What lines in the records include the string "Response"? Return each one.

+ + + + +

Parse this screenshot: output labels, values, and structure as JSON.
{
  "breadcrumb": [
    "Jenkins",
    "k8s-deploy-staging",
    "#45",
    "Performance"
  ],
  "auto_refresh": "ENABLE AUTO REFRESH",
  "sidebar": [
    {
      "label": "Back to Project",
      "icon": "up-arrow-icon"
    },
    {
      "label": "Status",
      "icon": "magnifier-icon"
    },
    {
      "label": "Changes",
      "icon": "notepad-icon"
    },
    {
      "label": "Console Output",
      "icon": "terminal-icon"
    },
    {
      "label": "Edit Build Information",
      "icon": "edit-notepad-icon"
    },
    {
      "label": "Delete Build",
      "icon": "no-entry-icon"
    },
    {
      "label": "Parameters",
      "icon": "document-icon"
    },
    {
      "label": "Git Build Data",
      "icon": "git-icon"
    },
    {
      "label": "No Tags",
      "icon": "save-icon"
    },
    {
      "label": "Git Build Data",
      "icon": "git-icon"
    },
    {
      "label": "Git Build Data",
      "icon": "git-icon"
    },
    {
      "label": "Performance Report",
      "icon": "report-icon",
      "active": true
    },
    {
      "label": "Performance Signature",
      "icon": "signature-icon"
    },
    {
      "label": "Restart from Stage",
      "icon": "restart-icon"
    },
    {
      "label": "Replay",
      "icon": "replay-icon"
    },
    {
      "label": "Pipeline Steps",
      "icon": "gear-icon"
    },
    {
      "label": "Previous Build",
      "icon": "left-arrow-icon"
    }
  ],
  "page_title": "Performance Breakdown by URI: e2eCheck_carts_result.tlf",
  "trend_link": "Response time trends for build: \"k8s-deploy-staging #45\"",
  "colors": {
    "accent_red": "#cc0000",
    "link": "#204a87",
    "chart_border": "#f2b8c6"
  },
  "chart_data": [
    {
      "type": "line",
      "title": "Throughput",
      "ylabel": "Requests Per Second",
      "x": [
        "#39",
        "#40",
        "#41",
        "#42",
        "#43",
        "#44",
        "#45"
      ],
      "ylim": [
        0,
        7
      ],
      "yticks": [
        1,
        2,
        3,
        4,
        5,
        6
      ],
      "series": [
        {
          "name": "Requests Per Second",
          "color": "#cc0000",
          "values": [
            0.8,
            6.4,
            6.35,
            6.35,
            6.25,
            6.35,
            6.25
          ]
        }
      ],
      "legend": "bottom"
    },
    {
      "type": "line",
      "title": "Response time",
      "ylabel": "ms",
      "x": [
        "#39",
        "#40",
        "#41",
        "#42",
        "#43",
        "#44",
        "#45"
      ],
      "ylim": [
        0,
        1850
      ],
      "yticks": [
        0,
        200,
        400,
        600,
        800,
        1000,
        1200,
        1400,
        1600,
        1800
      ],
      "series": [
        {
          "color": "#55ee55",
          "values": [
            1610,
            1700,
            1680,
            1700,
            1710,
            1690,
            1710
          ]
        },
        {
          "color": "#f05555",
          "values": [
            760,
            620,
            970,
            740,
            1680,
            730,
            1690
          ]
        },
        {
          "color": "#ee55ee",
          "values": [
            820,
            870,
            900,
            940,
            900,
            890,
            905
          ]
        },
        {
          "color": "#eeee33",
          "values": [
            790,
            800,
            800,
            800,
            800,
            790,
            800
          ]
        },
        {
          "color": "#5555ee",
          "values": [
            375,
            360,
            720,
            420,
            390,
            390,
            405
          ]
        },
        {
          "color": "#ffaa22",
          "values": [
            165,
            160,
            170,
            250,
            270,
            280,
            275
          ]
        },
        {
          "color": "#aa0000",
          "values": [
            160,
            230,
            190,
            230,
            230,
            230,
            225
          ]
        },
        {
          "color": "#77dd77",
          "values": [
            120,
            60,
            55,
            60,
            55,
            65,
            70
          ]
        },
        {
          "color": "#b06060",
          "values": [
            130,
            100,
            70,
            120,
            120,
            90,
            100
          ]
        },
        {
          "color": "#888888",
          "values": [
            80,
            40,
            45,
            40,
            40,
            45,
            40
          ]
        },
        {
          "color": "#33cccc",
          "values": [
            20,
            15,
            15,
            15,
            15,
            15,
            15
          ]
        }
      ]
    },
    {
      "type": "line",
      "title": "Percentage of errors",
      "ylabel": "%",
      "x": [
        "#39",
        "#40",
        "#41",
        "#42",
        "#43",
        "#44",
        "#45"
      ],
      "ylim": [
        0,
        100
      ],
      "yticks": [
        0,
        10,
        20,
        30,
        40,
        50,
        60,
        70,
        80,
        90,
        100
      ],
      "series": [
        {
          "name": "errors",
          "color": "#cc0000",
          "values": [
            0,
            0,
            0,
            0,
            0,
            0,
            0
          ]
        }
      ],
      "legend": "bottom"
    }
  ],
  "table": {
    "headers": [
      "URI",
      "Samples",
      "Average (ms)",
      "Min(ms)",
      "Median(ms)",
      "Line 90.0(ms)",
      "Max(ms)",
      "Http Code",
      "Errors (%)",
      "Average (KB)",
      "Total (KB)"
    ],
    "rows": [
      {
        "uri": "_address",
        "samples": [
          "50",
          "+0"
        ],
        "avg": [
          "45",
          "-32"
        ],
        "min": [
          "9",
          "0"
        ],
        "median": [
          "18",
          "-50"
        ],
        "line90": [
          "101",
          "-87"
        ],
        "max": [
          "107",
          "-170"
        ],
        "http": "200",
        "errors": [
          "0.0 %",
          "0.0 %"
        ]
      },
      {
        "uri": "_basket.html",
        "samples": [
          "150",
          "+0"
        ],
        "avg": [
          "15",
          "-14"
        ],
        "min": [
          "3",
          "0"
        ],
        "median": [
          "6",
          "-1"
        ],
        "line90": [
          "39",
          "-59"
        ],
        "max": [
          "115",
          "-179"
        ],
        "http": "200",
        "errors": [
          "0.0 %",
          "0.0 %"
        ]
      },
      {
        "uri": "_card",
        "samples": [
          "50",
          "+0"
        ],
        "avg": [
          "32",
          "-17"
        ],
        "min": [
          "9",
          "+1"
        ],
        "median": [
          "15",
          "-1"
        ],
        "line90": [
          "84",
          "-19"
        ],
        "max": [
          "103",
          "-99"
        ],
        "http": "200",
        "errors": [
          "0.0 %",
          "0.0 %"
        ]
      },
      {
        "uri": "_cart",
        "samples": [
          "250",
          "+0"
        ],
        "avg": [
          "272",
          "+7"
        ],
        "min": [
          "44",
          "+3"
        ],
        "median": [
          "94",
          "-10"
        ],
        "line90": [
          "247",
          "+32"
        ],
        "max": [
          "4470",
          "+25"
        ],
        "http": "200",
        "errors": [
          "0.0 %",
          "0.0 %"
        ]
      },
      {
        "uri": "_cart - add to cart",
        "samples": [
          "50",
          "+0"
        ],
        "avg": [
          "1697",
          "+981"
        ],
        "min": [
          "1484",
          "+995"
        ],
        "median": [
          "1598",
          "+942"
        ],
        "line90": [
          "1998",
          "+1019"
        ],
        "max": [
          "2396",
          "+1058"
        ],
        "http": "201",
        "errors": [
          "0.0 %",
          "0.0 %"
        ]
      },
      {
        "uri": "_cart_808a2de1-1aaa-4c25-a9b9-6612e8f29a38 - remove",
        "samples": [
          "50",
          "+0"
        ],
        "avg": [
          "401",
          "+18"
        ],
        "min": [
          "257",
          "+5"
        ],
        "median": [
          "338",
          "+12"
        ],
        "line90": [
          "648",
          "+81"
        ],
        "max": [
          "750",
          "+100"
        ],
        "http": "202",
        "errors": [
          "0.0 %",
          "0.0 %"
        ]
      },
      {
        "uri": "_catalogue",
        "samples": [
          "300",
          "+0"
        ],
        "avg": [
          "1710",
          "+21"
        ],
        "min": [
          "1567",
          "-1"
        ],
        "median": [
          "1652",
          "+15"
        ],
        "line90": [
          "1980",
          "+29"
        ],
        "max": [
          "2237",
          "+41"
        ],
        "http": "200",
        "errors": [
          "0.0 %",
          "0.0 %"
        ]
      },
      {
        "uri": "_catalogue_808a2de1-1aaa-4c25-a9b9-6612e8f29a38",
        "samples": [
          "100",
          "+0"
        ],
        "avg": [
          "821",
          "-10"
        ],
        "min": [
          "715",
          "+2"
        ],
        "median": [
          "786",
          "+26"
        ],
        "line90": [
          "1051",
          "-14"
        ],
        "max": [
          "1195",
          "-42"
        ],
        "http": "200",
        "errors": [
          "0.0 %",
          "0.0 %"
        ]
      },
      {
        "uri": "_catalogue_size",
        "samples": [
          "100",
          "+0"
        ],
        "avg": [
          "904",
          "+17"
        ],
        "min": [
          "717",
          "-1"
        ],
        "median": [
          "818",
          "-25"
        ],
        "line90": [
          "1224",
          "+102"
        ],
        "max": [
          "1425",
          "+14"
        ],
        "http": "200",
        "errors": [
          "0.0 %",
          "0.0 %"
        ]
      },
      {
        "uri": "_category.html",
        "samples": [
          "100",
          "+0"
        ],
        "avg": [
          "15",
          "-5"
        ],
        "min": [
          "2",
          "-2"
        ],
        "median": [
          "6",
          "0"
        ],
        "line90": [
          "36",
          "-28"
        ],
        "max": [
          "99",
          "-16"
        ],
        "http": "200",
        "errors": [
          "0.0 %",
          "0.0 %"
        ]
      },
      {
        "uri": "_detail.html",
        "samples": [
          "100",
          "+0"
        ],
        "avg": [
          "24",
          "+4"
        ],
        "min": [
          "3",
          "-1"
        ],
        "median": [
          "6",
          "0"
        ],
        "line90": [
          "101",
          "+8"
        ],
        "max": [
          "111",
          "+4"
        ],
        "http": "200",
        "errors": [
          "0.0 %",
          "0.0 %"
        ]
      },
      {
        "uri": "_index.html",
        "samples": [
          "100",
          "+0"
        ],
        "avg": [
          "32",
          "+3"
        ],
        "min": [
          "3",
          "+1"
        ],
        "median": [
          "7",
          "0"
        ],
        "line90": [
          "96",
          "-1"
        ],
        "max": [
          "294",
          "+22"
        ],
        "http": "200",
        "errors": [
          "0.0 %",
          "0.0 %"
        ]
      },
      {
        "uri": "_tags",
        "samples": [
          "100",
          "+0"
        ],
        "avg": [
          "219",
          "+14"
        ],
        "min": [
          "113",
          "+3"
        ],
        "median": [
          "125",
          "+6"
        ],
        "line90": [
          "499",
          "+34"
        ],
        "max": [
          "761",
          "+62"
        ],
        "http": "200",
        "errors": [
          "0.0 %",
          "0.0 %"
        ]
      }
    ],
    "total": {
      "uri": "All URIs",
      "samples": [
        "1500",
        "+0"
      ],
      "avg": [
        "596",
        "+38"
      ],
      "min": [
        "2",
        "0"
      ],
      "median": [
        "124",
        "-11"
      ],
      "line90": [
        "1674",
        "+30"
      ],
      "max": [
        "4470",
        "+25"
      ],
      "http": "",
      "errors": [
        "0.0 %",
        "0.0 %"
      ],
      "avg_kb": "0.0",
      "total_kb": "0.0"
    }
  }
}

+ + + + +

■ Task solution:
  "trend_link": "Response time trends for build: \"k8s-deploy-staging #45\"",
      "title": "Response time",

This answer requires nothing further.